by Christian L. Wright for The New York Times
IN 1993, Russ Kremer was driving his new boar from a pen to the sows on his farm in Osage County, Mo. The boar became aggressive while passing another boar and swung his head around abruptly, puncturing Mr. Kremer's knee with his tusk. Mr. Kremer, a fifth-generation pig farmer, said he didn't think much of it until his leg swelled to twice its normal size.
He checked into the hospital and "they gave me all kinds of antibiotics," Mr. Kremer said, but the infection was resistant to them. The doctors finally determined that the cause was a mutated form of staphylococcal bacteria. Mr. Kremer recovered after a course of the most powerful antibiotic, and then he traced the history of the boar that he had bought from a farmer in Kansas.

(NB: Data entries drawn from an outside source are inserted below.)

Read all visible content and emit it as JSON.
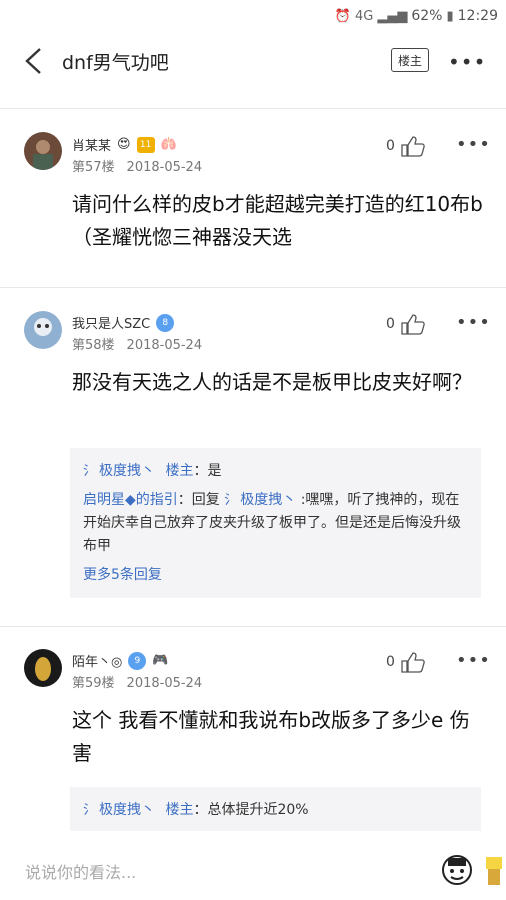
{
  "status_bar": {
    "battery": "62%",
    "time": "12:29",
    "network": "4G"
  },
  "nav": {
    "title": "dnf男气功吧",
    "louzhu_label": "楼主",
    "more": "•••"
  },
  "posts": [
    {
      "username": "肖某某",
      "badge": "11",
      "floor": "第57楼",
      "date": "2018-05-24",
      "likes": "0",
      "more": "•••",
      "content": "请问什么样的皮b才能超越完美打造的红10布b（圣耀恍惚三神器没天选"
    },
    {
      "username": "我只是人SZC",
      "badge": "8",
      "floor": "第58楼",
      "date": "2018-05-24",
      "likes": "0",
      "more": "•••",
      "content": "那没有天选之人的话是不是板甲比皮夹好啊？",
      "replies": [
        {
          "tag": "氵",
          "name": "极度拽丶",
          "louzhu": "楼主",
          "text": "：是"
        },
        {
          "name": "启明星◆的指引",
          "text": "：回复",
          "tag": "氵",
          "target": "极度拽丶",
          "text2": " :嘿嘿，听了拽神的，现在开始庆幸自己放弃了皮夹升级了板甲了。但是还是后悔没升级布甲"
        }
      ],
      "more_replies": "更多5条回复"
    },
    {
      "username": "陌年丶◎",
      "badge": "9",
      "floor": "第59楼",
      "date": "2018-05-24",
      "likes": "0",
      "more": "•••",
      "content": "这个 我看不懂就和我说布b改版多了多少e 伤害",
      "replies": [
        {
          "tag": "氵",
          "name": "极度拽丶",
          "louzhu": "楼主",
          "text": "：总体提升近20%"
        }
      ]
    }
  ],
  "bottom": {
    "input_placeholder": "说说你的看法..."
  },
  "colors": {
    "link_blue": "#3c6fc4",
    "reply_bg": "#f4f4f6"
  }
}
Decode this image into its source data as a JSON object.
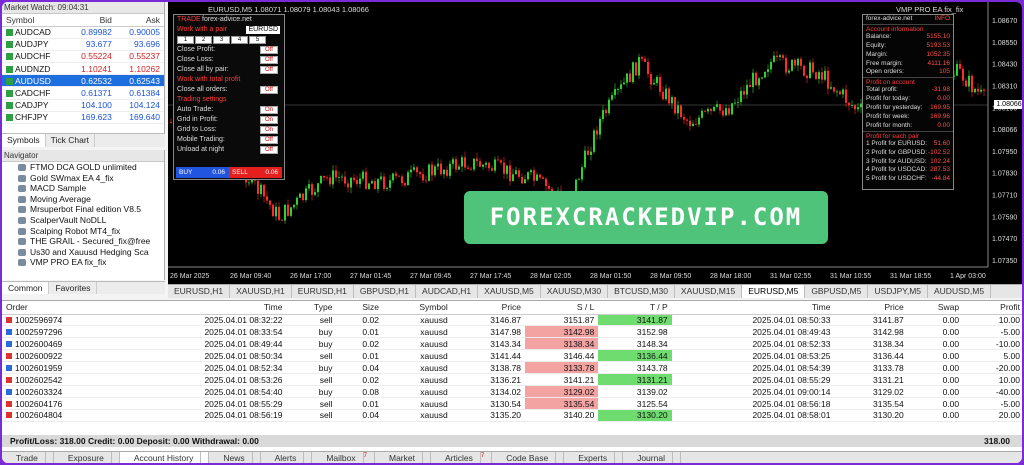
{
  "market_watch": {
    "title": "Market Watch: 09:04:31",
    "columns": [
      "Symbol",
      "Bid",
      "Ask"
    ],
    "rows": [
      {
        "symbol": "AUDCAD",
        "bid": "0.89982",
        "ask": "0.90005",
        "dir": "up"
      },
      {
        "symbol": "AUDJPY",
        "bid": "93.677",
        "ask": "93.696",
        "dir": "up"
      },
      {
        "symbol": "AUDCHF",
        "bid": "0.55224",
        "ask": "0.55237",
        "dir": "dn"
      },
      {
        "symbol": "AUDNZD",
        "bid": "1.10241",
        "ask": "1.10262",
        "dir": "dn"
      },
      {
        "symbol": "AUDUSD",
        "bid": "0.62532",
        "ask": "0.62543",
        "dir": "sel"
      },
      {
        "symbol": "CADCHF",
        "bid": "0.61371",
        "ask": "0.61384",
        "dir": "up"
      },
      {
        "symbol": "CADJPY",
        "bid": "104.100",
        "ask": "104.124",
        "dir": "up"
      },
      {
        "symbol": "CHFJPY",
        "bid": "169.623",
        "ask": "169.640",
        "dir": "up"
      }
    ],
    "tabs": [
      "Symbols",
      "Tick Chart"
    ]
  },
  "navigator": {
    "title": "Navigator",
    "items": [
      "FTMO DCA GOLD unlimited",
      "Gold SWmax EA 4_fix",
      "MACD Sample",
      "Moving Average",
      "Mrsuperbot Final edition V8.5",
      "ScalperVault NoDLL",
      "Scalping Robot MT4_fix",
      "THE GRAIL - Secured_fix@free",
      "Us30 and Xauusd Hedging Sca",
      "VMP PRO EA fix_fix"
    ],
    "tabs": [
      "Common",
      "Favorites"
    ]
  },
  "chart": {
    "header": "EURUSD,M5  1.08071 1.08079 1.08043 1.08066",
    "ea_header": "VMP PRO EA fix_fix",
    "price_tag": "1.08066",
    "price_axis": [
      "1.08670",
      "1.08550",
      "1.08430",
      "1.08310",
      "1.08190",
      "1.08066",
      "1.07950",
      "1.07830",
      "1.07710",
      "1.07590",
      "1.07470",
      "1.07350"
    ],
    "time_axis": [
      "26 Mar 2025",
      "26 Mar 09:40",
      "26 Mar 17:00",
      "27 Mar 01:45",
      "27 Mar 09:45",
      "27 Mar 17:45",
      "28 Mar 02:05",
      "28 Mar 01:50",
      "28 Mar 09:50",
      "28 Mar 18:00",
      "31 Mar 02:55",
      "31 Mar 10:55",
      "31 Mar 18:55",
      "1 Apr 03:00"
    ],
    "watermark": "FOREXCRACKEDVIP.COM",
    "chart_tabs": [
      "EURUSD,H1",
      "XAUUSD,H1",
      "EURUSD,H1",
      "GBPUSD,H1",
      "AUDCAD,H1",
      "XAUUSD,M5",
      "XAUUSD,M30",
      "BTCUSD,M30",
      "XAUUSD,M15",
      "EURUSD,M5",
      "GBPUSD,M5",
      "USDJPY,M5",
      "AUDUSD,M5"
    ],
    "active_tab": "EURUSD,M5"
  },
  "ea_panel": {
    "trade_label": "TRADE",
    "site": "forex-advice.net",
    "work_pair_label": "Work with a pair",
    "pair": "EURUSD",
    "numbers": [
      "1",
      "2",
      "3",
      "4",
      "5"
    ],
    "rows": [
      {
        "label": "Close Profit:",
        "val": "Off"
      },
      {
        "label": "Close Loss:",
        "val": "Off"
      },
      {
        "label": "Close all by pair:",
        "val": "Off"
      }
    ],
    "total_profit_label": "Work with total profit",
    "close_all_label": "Close all orders:",
    "close_all_val": "Off",
    "settings_label": "Trading settings",
    "settings": [
      {
        "label": "Auto Trade:",
        "val": "On"
      },
      {
        "label": "Grid in Profit:",
        "val": "On"
      },
      {
        "label": "Grid to Loss:",
        "val": "On"
      },
      {
        "label": "Mobile Trading:",
        "val": "Off"
      },
      {
        "label": "Unload at night",
        "val": "Off"
      }
    ],
    "buy": "BUY",
    "buy_lot": "0.06",
    "sell": "SELL",
    "sell_lot": "0.06"
  },
  "ea_info": {
    "site": "forex-advice.net",
    "info_tag": "INFO",
    "account_label": "Account information",
    "account": [
      {
        "k": "Balance:",
        "v": "5155.10"
      },
      {
        "k": "Equity:",
        "v": "5193.53"
      },
      {
        "k": "Margin:",
        "v": "1052.35"
      },
      {
        "k": "Free margin:",
        "v": "4111.16"
      },
      {
        "k": "Open orders:",
        "v": "105"
      }
    ],
    "profit_label": "Profit on account",
    "profit": [
      {
        "k": "Total profit:",
        "v": "-31.98"
      },
      {
        "k": "Profit for today:",
        "v": "0.00"
      },
      {
        "k": "Profit for yesterday:",
        "v": "169.95"
      },
      {
        "k": "Profit for week:",
        "v": "169.96"
      },
      {
        "k": "Profit for month:",
        "v": "0.00"
      }
    ],
    "pair_label": "Profit for each pair",
    "pairs": [
      {
        "k": "1  Profit for EURUSD:",
        "v": "51.60"
      },
      {
        "k": "2  Profit for GBPUSD:",
        "v": "-102.52"
      },
      {
        "k": "3  Profit for AUDUSD:",
        "v": "102.24"
      },
      {
        "k": "4  Profit for USDCAD:",
        "v": "287.53"
      },
      {
        "k": "5  Profit for USDCHF:",
        "v": "-44.84"
      }
    ]
  },
  "history": {
    "columns": [
      "Order",
      "Time",
      "Type",
      "Size",
      "Symbol",
      "Price",
      "S / L",
      "T / P",
      "Time",
      "Price",
      "Swap",
      "Profit"
    ],
    "rows": [
      {
        "order": "1002596974",
        "t1": "2025.04.01 08:32:22",
        "type": "sell",
        "size": "0.02",
        "sym": "xauusd",
        "p1": "3146.87",
        "sl": "3151.87",
        "tp": "3141.87",
        "t2": "2025.04.01 08:50:33",
        "p2": "3141.87",
        "swap": "0.00",
        "profit": "10.00",
        "hit": "tp"
      },
      {
        "order": "1002597296",
        "t1": "2025.04.01 08:33:54",
        "type": "buy",
        "size": "0.01",
        "sym": "xauusd",
        "p1": "3147.98",
        "sl": "3142.98",
        "tp": "3152.98",
        "t2": "2025.04.01 08:49:43",
        "p2": "3142.98",
        "swap": "0.00",
        "profit": "-5.00",
        "hit": "sl"
      },
      {
        "order": "1002600469",
        "t1": "2025.04.01 08:49:44",
        "type": "buy",
        "size": "0.02",
        "sym": "xauusd",
        "p1": "3143.34",
        "sl": "3138.34",
        "tp": "3148.34",
        "t2": "2025.04.01 08:52:33",
        "p2": "3138.34",
        "swap": "0.00",
        "profit": "-10.00",
        "hit": "sl"
      },
      {
        "order": "1002600922",
        "t1": "2025.04.01 08:50:34",
        "type": "sell",
        "size": "0.01",
        "sym": "xauusd",
        "p1": "3141.44",
        "sl": "3146.44",
        "tp": "3136.44",
        "t2": "2025.04.01 08:53:25",
        "p2": "3136.44",
        "swap": "0.00",
        "profit": "5.00",
        "hit": "tp"
      },
      {
        "order": "1002601959",
        "t1": "2025.04.01 08:52:34",
        "type": "buy",
        "size": "0.04",
        "sym": "xauusd",
        "p1": "3138.78",
        "sl": "3133.78",
        "tp": "3143.78",
        "t2": "2025.04.01 08:54:39",
        "p2": "3133.78",
        "swap": "0.00",
        "profit": "-20.00",
        "hit": "sl"
      },
      {
        "order": "1002602542",
        "t1": "2025.04.01 08:53:26",
        "type": "sell",
        "size": "0.02",
        "sym": "xauusd",
        "p1": "3136.21",
        "sl": "3141.21",
        "tp": "3131.21",
        "t2": "2025.04.01 08:55:29",
        "p2": "3131.21",
        "swap": "0.00",
        "profit": "10.00",
        "hit": "tp"
      },
      {
        "order": "1002603324",
        "t1": "2025.04.01 08:54:40",
        "type": "buy",
        "size": "0.08",
        "sym": "xauusd",
        "p1": "3134.02",
        "sl": "3129.02",
        "tp": "3139.02",
        "t2": "2025.04.01 09:00:14",
        "p2": "3129.02",
        "swap": "0.00",
        "profit": "-40.00",
        "hit": "sl"
      },
      {
        "order": "1002604176",
        "t1": "2025.04.01 08:55:29",
        "type": "sell",
        "size": "0.01",
        "sym": "xauusd",
        "p1": "3130.54",
        "sl": "3135.54",
        "tp": "3125.54",
        "t2": "2025.04.01 08:56:18",
        "p2": "3135.54",
        "swap": "0.00",
        "profit": "-5.00",
        "hit": "sl"
      },
      {
        "order": "1002604804",
        "t1": "2025.04.01 08:56:19",
        "type": "sell",
        "size": "0.04",
        "sym": "xauusd",
        "p1": "3135.20",
        "sl": "3140.20",
        "tp": "3130.20",
        "t2": "2025.04.01 08:58:01",
        "p2": "3130.20",
        "swap": "0.00",
        "profit": "20.00",
        "hit": "tp"
      }
    ],
    "total": "Profit/Loss: 318.00  Credit: 0.00  Deposit: 0.00  Withdrawal: 0.00",
    "total_right": "318.00"
  },
  "bottom_tabs": [
    {
      "label": "Trade",
      "badge": ""
    },
    {
      "label": "Exposure",
      "badge": ""
    },
    {
      "label": "Account History",
      "badge": ""
    },
    {
      "label": "News",
      "badge": ""
    },
    {
      "label": "Alerts",
      "badge": ""
    },
    {
      "label": "Mailbox",
      "badge": "7"
    },
    {
      "label": "Market",
      "badge": ""
    },
    {
      "label": "Articles",
      "badge": "7"
    },
    {
      "label": "Code Base",
      "badge": ""
    },
    {
      "label": "Experts",
      "badge": ""
    },
    {
      "label": "Journal",
      "badge": ""
    }
  ],
  "active_bottom_tab": "Account History",
  "colors": {
    "accent": "#7a2bd6",
    "up_candle": "#2fd12f",
    "down_candle": "#ff2a2a",
    "watermark": "#4fc37a"
  }
}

"The original farmer had fed penicillin daily to his hogs to keep in check a staph problem that he had," said Mr. Kremer, who studied genetics at the University of Missouri and had, until then, been hog farming in a conventional, intense-production style. The experience awoke him to the fact of resistance to antibiotics in livestock and the significant health risk it posed to humans. "I went cold turkey," he said.